The need for speedThe need for speed

Recent changes in Texas law have pushed the speed limit on some stretches of interstate highway up to 85 mph. Six other states (Kansas, Kentucky, Maine, Ohio, Pennsylvania, and Virginia) have increased speed limits to as high as 75 mph on certain roadways. (See other states' speed limits.) Keeping up with fast-moving traffic can make driving extremely stressful. The higher the rate of speed you’re traveling, the less time you have to react to anything happening around you.

Here are some basic rules for the road to consider before you take your next road trip, brought to you by AOPA Emergency Assistance Plus (EA+), your travel assistance provider.

Stay alert at all times

    • Constantly monitor surrounding traffic and maintain a safe following distance as well as an adequate “side cushion” for vehicles alongside you, in case you’re forced to swerve.

    • One way to build a safe time margin is to look well ahead (at least 12 seconds) to alert you to driving and road conditions. 

Beware of slower drivers

    • Look ahead for brake lights; they signal people are slowing down for some reason. Be ready.

    • Avoid tailgating the slower driver who refuses to get out of the way. Fight the temptation to pass on the right.

Eliminate distracted driving

    • Your focus should be on driving. That means no cell phone usage, texting while driving, eating, drinking, or even talking with other passengers.

    • Do not be distracted or slow down excessively to look at incidents in or near the roadway. This adds to congestion and increases the potential for additional incidents.

Change your speed according to conditions

    • When it’s raining or foggy, when ice is on the road, when traffic is heavy, or when road construction is ahead, adjust your speed accordingly.

    • Help other drivers enter and exit the freeway or change lanes. Adjust your speed or move to the next lane if it is clear.

Keep right

    • The left lane on a divided highway is not a fast lane; it is a passing lane. After you pass someone,  move into the right lane once you’ve safely cleared the vehicle.

Know when to slow down

    • Move over a lane when approaching a disabled vehicle or a stopped emergency vehicle with lights flashing and slow 20 mph below the posted speed limit.

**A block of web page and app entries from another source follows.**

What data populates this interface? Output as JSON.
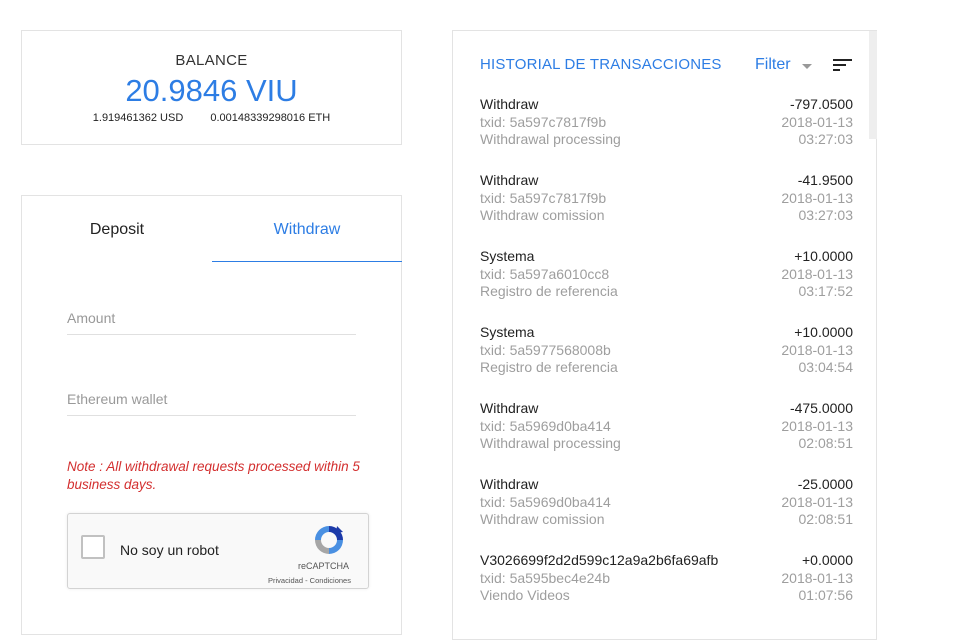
{
  "balance": {
    "label": "BALANCE",
    "value": "20.9846 VIU",
    "usd": "1.919461362 USD",
    "eth": "0.00148339298016 ETH"
  },
  "tabs": {
    "deposit": "Deposit",
    "withdraw": "Withdraw"
  },
  "form": {
    "amount_placeholder": "Amount",
    "wallet_placeholder": "Ethereum wallet",
    "note": "Note : All withdrawal requests processed within 5 business days."
  },
  "captcha": {
    "label": "No soy un robot",
    "brand": "reCAPTCHA",
    "links": "Privacidad - Condiciones"
  },
  "history": {
    "title": "HISTORIAL DE TRANSACCIONES",
    "filter_label": "Filter",
    "icons": {
      "filter_caret": "caret-down-icon",
      "sort": "sort-icon"
    },
    "transactions": [
      {
        "type": "Withdraw",
        "amount": "-797.0500",
        "txid": "txid: 5a597c7817f9b",
        "date": "2018-01-13",
        "description": "Withdrawal processing",
        "time": "03:27:03"
      },
      {
        "type": "Withdraw",
        "amount": "-41.9500",
        "txid": "txid: 5a597c7817f9b",
        "date": "2018-01-13",
        "description": "Withdraw comission",
        "time": "03:27:03"
      },
      {
        "type": "Systema",
        "amount": "+10.0000",
        "txid": "txid: 5a597a6010cc8",
        "date": "2018-01-13",
        "description": "Registro de referencia",
        "time": "03:17:52"
      },
      {
        "type": "Systema",
        "amount": "+10.0000",
        "txid": "txid: 5a5977568008b",
        "date": "2018-01-13",
        "description": "Registro de referencia",
        "time": "03:04:54"
      },
      {
        "type": "Withdraw",
        "amount": "-475.0000",
        "txid": "txid: 5a5969d0ba414",
        "date": "2018-01-13",
        "description": "Withdrawal processing",
        "time": "02:08:51"
      },
      {
        "type": "Withdraw",
        "amount": "-25.0000",
        "txid": "txid: 5a5969d0ba414",
        "date": "2018-01-13",
        "description": "Withdraw comission",
        "time": "02:08:51"
      },
      {
        "type": "V3026699f2d2d599c12a9a2b6fa69afb",
        "amount": "+0.0000",
        "txid": "txid: 5a595bec4e24b",
        "date": "2018-01-13",
        "description": "Viendo Videos",
        "time": "01:07:56"
      }
    ]
  },
  "colors": {
    "accent": "#2d7de4",
    "note": "#d32f2f",
    "muted": "#9e9e9e"
  }
}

    • Always look carefully and signal at least five seconds before changing lanes. This includes checking both inside and outside rearview mirrors and looking over your shoulder in the direction of the lane change.

Give yourself a break

If your eyes close or go out of focus, you can’t stop yawning, your thoughts wander, or you’re drifting between lanes, wake up: You’re a drowsy driver. Try to stay alert by doing the following:

    • Get plenty of rest before your trip;

    • Get out of your vehicle and stretch your legs every two hours;

    • Rest for 15 to 20 minutes during each stop;

    • Avoid driving between midnight and 6 a.m.;

    • Don’t drink and drive—even small amounts of alcohol can impair your judgment and your reaction time.

AOPA Insurance Services is celebrating 20 years of serving the aviation insurance needs of our customers.  Visit us online or call 877/432-2672 for information on how AOPA EA+ can assist you in your travels.

Related Articles